Today reports are in that Spitzer has resigned, citing "personal failings".
Gov. Eliot Spitzer, reeling from revelations that he had been a client of a prostitution ring, announced his resignation today, becoming the first governor of New York to be forced from office in nearly a century.
Mr. Spitzer, appearing somber and with his wife at his side, said his resignation is to be effective Monday, and that Lt. Gov. David A. Paterson would be sworn in to replace him.
"I am deeply sorry that I did not live up to what was expected of me. To every New Yorker, and to all those who believed in what I tried to stand for, I sincerely apologize."
Over the course of my public life, I have insisted — I believe correctly — that people regardless of their position or power take responsibility for their conduct. I can and will ask no less of myself. For this reason, I am resigning from the office of governor."
According to some reports, the threat of impeachment from the GOP pushed him to resign:
Since issuing an initial apology on Monday, Mr. Spitzer had been holed up at his apartment at Fifth Avenue and 79th Street in Manhattan, where his aides said he had been engaged in an intense legal and family debate about whether to resign or, as his wife was urging, to stay on.
Mr. Spitzer emerged finally at about 11:15 a.m. Wednesday with his wife by his side and got into a black S.U.V., which headed for his headquarters on Third Avenue as news helicopters followed above.
On Tuesday, as Mr. Spitzer, a first-term Democrat, contemplated his next move, the New York political world remained in a suspended state, with cries — even from fellow Democrats — growing louder for him to step down.
In one of the last and desperate rounds of the end game, a top Spitzer administration official reached out to Assembly Speaker Sheldon Silver’s staff on Tuesday to see if the governor could avoid an impeachment vote. But the prospects were grim.
Yesterday GOP lawmakers had given him 48 hours to resign or they would seek to impeach him, which would have caused greater embarrassment for Spitzer, his family and the Democratic party as a whole.
City Room provides the full text of Spitzer's resignation:
In the past few days I have begun to atone for my private failings with my wife, Silda, my children, and my entire family. The remorse I feel will always be with me. Words cannot describe how grateful I am for the love and compassion they have shown me. From those to whom much is given, much is expected. I have been given much: the love of my family, the faith and trust of the people of New York, and the chance to lead this state. I am deeply sorry that I did not live up to what was expected of me. To every New Yorker, and to all those who believed in what I tried to stand for, I sincerely apologize.

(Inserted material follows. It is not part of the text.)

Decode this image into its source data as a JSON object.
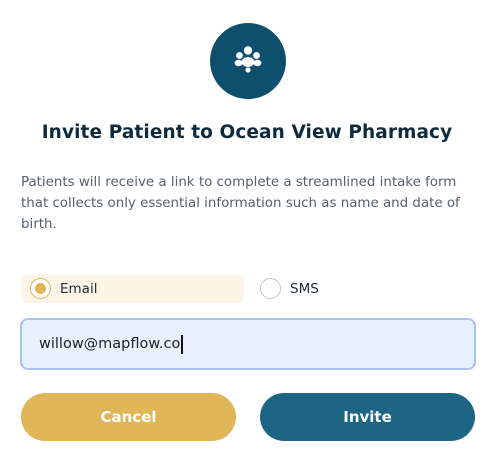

I look at my time as governor with a sense of what I might have been, but I also know that as a public servant I, and the remarkable people with whom I worked, have accomplished a great deal. There is much more to be done, and I cannot allow my private failings to disrupt the people’s work. Over the course of my public life, I have insisted, I believe correctly, that people, regardless of their position or power, take responsibility for their conduct. I can and will ask no less of myself. For this reason, I am resigning from the office of governor. At Lt. Gov. Paterson’s request, the resignation will be effective Monday, March 17, a date that he believes will permit an orderly transition.
I go forward with the belief, as others have said, that as human beings, our greatest glory consists not in never falling, but in rising every time we fall. As I leave public life, I will first do what I need to do to help and heal myself and my family. Then I will try once again, outside of politics, to serve the common good and to move toward the ideals and solutions which I believe can build a future of hope and opportunity for us and for our children. I hope all of New York will join my prayers for my friend, David Paterson, as he embarks on his new mission, and I thank the public once again for the privilege of service.
Question: After this humiliation, why on earth would his wife has encouraged him not to resign and why is she still with him?
Maybe Hillary Clinton can give us some insight into those answers.